Nike Inc. posted a 36-percent increase in third-quarter profits on Thursday in the first quarterly report since co-founder Phil Knight stepped down as CEO of the athletic shoe and clothing company.
Net income was $273.4 million, or $1.01 per share, up from $200.3 million, or 74 cents per share, in the same period a year ago. The results were aided by a 14 percent jump in revenue to $3.31 billion, up from $2.9 billion.
The profit was 2 cents per share better than the 99 cents projected by Wall Street analysts, according to Thomson First Call. Worldwide future orders jumped to $5.2 billion, nearly a 10 percent increase compared to the same quarter last year.
Analysts noted that although the biggest growth was still in Nike’s core models, the company is increasingly reaping the benefits from its other brands, including Converse and Starter.
Retailing for $40, the newest pair of Starter sneakers has allowed Beaverton-based Nike to make its first foray into a discount chain with a nationwide launch next week in 400 Wal-Mart stores.
Emerging markets in other parts of the world also showed growth, including China, where sales more than doubled in the third quarter, company officials said.

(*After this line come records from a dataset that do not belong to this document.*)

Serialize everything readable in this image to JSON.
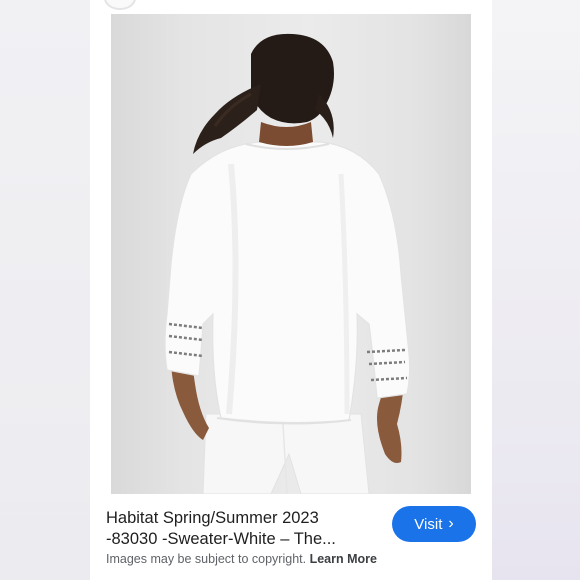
{
  "result": {
    "title_line1": "Habitat Spring/Summer 2023",
    "title_line2": "-83030 -Sweater-White – The...",
    "copyright_text": "Images may be subject to copyright.",
    "learn_more_label": "Learn More",
    "visit_label": "Visit",
    "visit_icon": "chevron-right-icon",
    "accent_color": "#1a73e8"
  },
  "image": {
    "subject": "woman-back-view-white-sweater-icon"
  }
}
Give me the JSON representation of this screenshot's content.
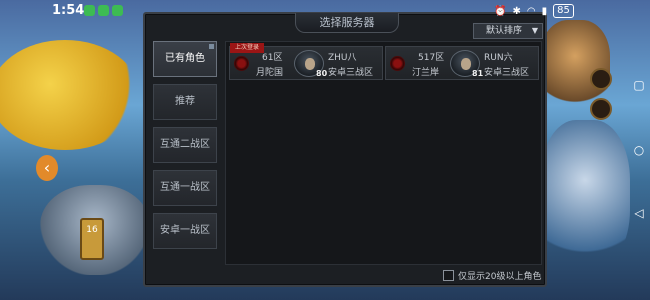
{
  "status_bar": {
    "time": "1:54",
    "battery": "85"
  },
  "dialog": {
    "title": "选择服务器",
    "sort_label": "默认排序",
    "tabs": [
      {
        "label": "已有角色",
        "active": true
      },
      {
        "label": "推荐",
        "active": false
      },
      {
        "label": "互通二战区",
        "active": false
      },
      {
        "label": "互通一战区",
        "active": false
      },
      {
        "label": "安卓一战区",
        "active": false
      }
    ],
    "servers": [
      {
        "recent_tag": "上次登录",
        "zone": "61区",
        "server_name": "月陀国",
        "level": "80",
        "role_name": "ZHU八",
        "region": "安卓三战区"
      },
      {
        "recent_tag": "",
        "zone": "517区",
        "server_name": "汀兰岸",
        "level": "81",
        "role_name": "RUN六",
        "region": "安卓三战区"
      }
    ],
    "filter_label": "仅显示20级以上角色"
  },
  "background": {
    "left_card_text": "16"
  }
}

“I think one of the most important things to note is that the company is experiencing growth in all geographic regions and most product categories,” said analyst Jamelah Leddy, who tracks Nike for McAdams Wright Ragen in Seattle.
Yet new President and CEO William D. Perez — who took over from Knight two months ago — said Nike will work to improve Nike’s distribution even further.

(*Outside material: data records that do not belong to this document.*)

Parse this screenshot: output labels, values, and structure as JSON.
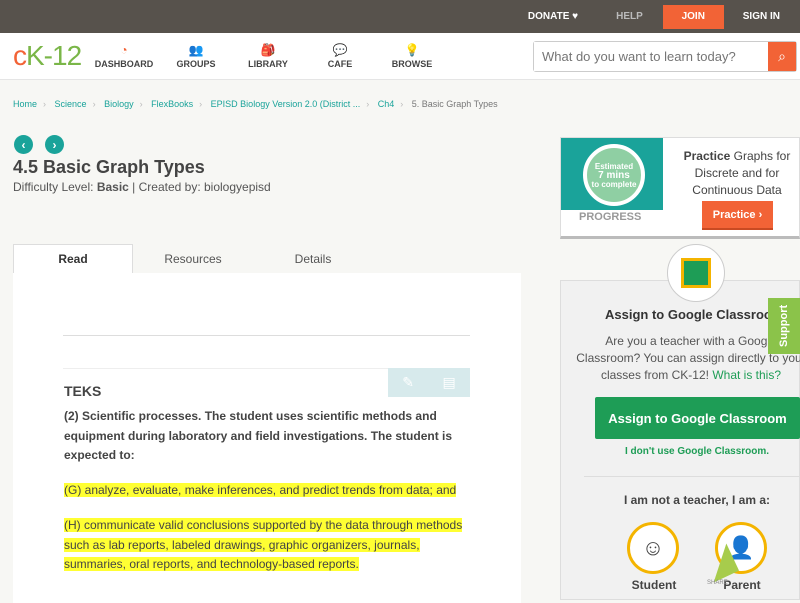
{
  "topbar": {
    "donate": "DONATE ♥",
    "help": "HELP",
    "join": "JOIN",
    "signin": "SIGN IN"
  },
  "nav": {
    "logo_c": "c",
    "logo_k": "K-12",
    "items": [
      {
        "label": "DASHBOARD",
        "icon": "◔"
      },
      {
        "label": "GROUPS",
        "icon": "👥"
      },
      {
        "label": "LIBRARY",
        "icon": "🎒"
      },
      {
        "label": "CAFE",
        "icon": "💬"
      },
      {
        "label": "BROWSE",
        "icon": "💡"
      }
    ]
  },
  "search": {
    "placeholder": "What do you want to learn today?",
    "icon": "⌕"
  },
  "breadcrumb": [
    "Home",
    "Science",
    "Biology",
    "FlexBooks",
    "EPISD Biology Version 2.0 (District ...",
    "Ch4",
    "5. Basic Graph Types"
  ],
  "breadcrumb_sep": "›",
  "page": {
    "prev": "‹",
    "next": "›",
    "title": "4.5 Basic Graph Types",
    "difficulty_label": "Difficulty Level: ",
    "difficulty": "Basic",
    "created": " | Created by: biologyepisd"
  },
  "tabs": [
    "Read",
    "Resources",
    "Details"
  ],
  "content": {
    "heading": "TEKS",
    "tool_edit": "✎",
    "tool_notes": "▤",
    "p1": "(2)  Scientific processes. The student uses scientific methods and equipment during laboratory and field investigations. The student is expected to:",
    "p2": "(G)  analyze, evaluate, make inferences, and predict trends from data; and",
    "p3": "(H)  communicate valid conclusions supported by the data through methods such as lab reports, labeled drawings, graphic organizers, journals, summaries, oral reports, and technology-based reports."
  },
  "practice": {
    "est1": "Estimated",
    "est2": "7 mins",
    "est3": "to complete",
    "progress": "PROGRESS",
    "bold": "Practice",
    "text": " Graphs for Discrete and for Continuous Data",
    "button": "Practice ›"
  },
  "classroom": {
    "title": "Assign to Google Classroom",
    "desc1": "Are you a teacher with a Google",
    "desc2": "Classroom? You can assign directly to your",
    "desc3": "classes from CK-12! ",
    "link": "What is this?",
    "button": "Assign to Google Classroom",
    "no": "I don't use Google Classroom.",
    "not_teacher": "I am not a teacher, I am a:",
    "roles": [
      {
        "label": "Student",
        "icon": "☺"
      },
      {
        "label": "Parent",
        "icon": "👤"
      }
    ]
  },
  "support": "Support",
  "share": "SHARE"
}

“Given my background, it won’t surprise you to know that I place the consumer at the center of all activities,” said Perez, who juggled a wide variety of consumer product brands, including Glade air fresheners and Drano drain cleaner, when he was president and CEO of S.C. Johnson & Son Inc.
“The Nike brand’s relationship with consumers is unmatched,” Perez said. “But we have to make sure that our portfolio of brands is accessible to consumers in all channels of distribution, in all geographies and is appropriately targeted at the most attractive demographic groups. It is certainly one of the major reasons I am here.”

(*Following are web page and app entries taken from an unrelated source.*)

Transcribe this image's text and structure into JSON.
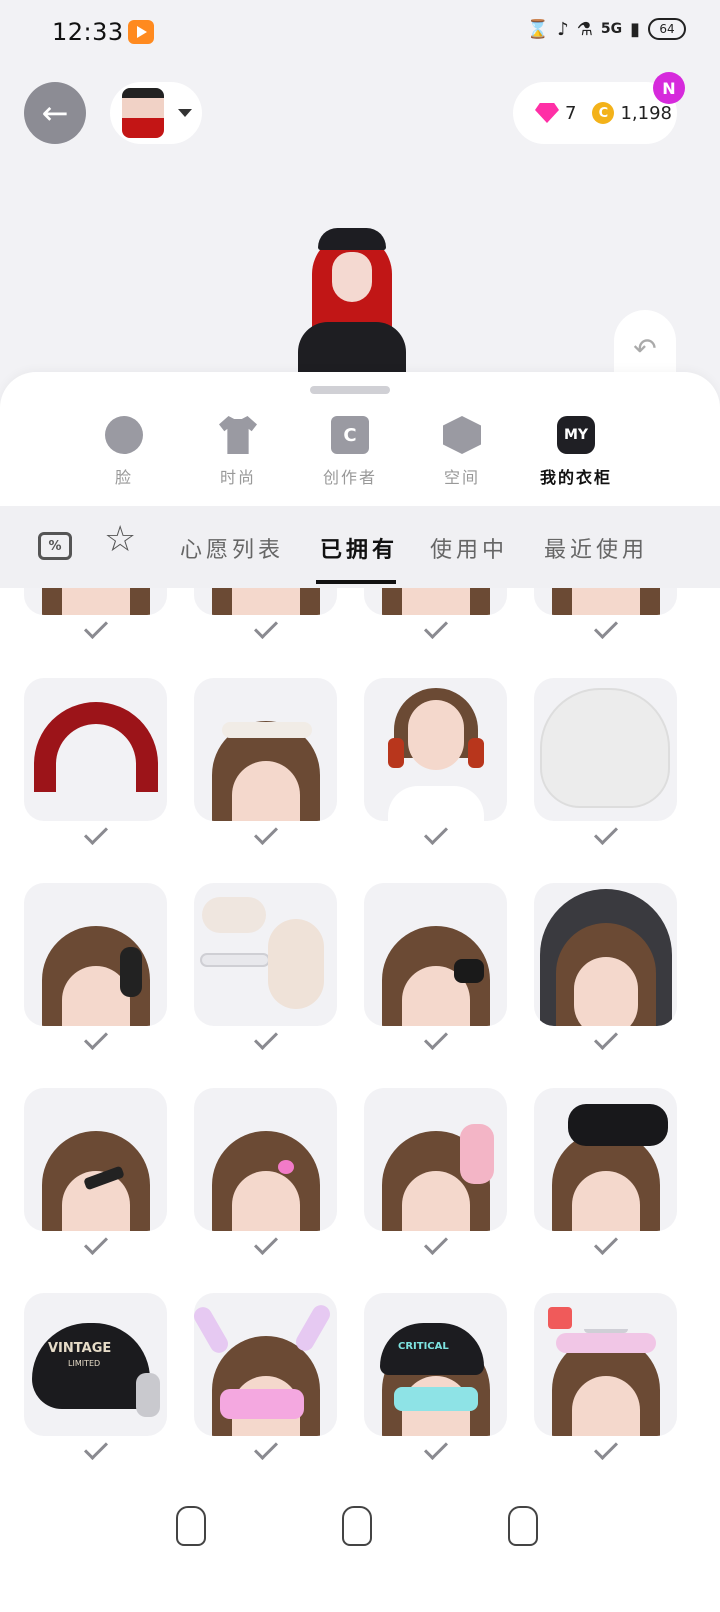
{
  "status_bar": {
    "time": "12:33",
    "network": "5G",
    "battery": "64"
  },
  "wallet": {
    "gems": "7",
    "coins": "1,198",
    "notification_badge": "N"
  },
  "categories": [
    {
      "label": "脸",
      "icon": "face-icon"
    },
    {
      "label": "时尚",
      "icon": "shirt-icon"
    },
    {
      "label": "创作者",
      "icon": "creator-bag-icon",
      "glyph": "C"
    },
    {
      "label": "空间",
      "icon": "cube-icon"
    },
    {
      "label": "我的衣柜",
      "icon": "my-closet-icon",
      "glyph": "MY",
      "active": true
    }
  ],
  "filter_tabs": [
    {
      "label": "心愿列表"
    },
    {
      "label": "已拥有",
      "active": true
    },
    {
      "label": "使用中"
    },
    {
      "label": "最近使用"
    }
  ],
  "coupon_glyph": "%",
  "items": [
    {
      "name": "red-fur-headband",
      "owned": true
    },
    {
      "name": "lace-headband",
      "owned": true
    },
    {
      "name": "red-ribbon-pigtails",
      "owned": true
    },
    {
      "name": "white-beanie",
      "owned": true
    },
    {
      "name": "black-headphones",
      "owned": true
    },
    {
      "name": "white-hair-accessory-set",
      "owned": true
    },
    {
      "name": "black-bow-clip",
      "owned": true
    },
    {
      "name": "black-lace-veil",
      "owned": true
    },
    {
      "name": "rhinestone-hair-clip",
      "owned": true
    },
    {
      "name": "butterfly-clips",
      "owned": true
    },
    {
      "name": "pink-bow",
      "owned": true
    },
    {
      "name": "large-black-bow",
      "owned": true
    },
    {
      "name": "vintage-cap-headphones",
      "owned": true,
      "text": "VINTAGE",
      "subtext": "LIMITED"
    },
    {
      "name": "bunny-ears-visor",
      "owned": true
    },
    {
      "name": "critical-cap-visor",
      "owned": true,
      "text": "CRITICAL"
    },
    {
      "name": "cat-ear-tiara",
      "owned": true
    }
  ],
  "colors": {
    "accent": "#111111",
    "gem": "#ff2fa6",
    "coin": "#f3b21a",
    "badge": "#d62adc"
  }
}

There were some pockets of weakness for Nike. In Japan, the company is facing heated competition from Adidas, especially at the lower end of the market where consumers have become increasingly price sensitive. And in Germany, Adidas’ home base, as well as in France, where anti-American sentiment has been strong, Nike posted disappointing results.
But overall, footwear revenue for Europe grew 6 percent and apparel jumped 15 percent. Overall in Asia, footwear grew by 7 percent, while apparel soared by 21 percent, said Don Blair, Nike’s chief financial officer.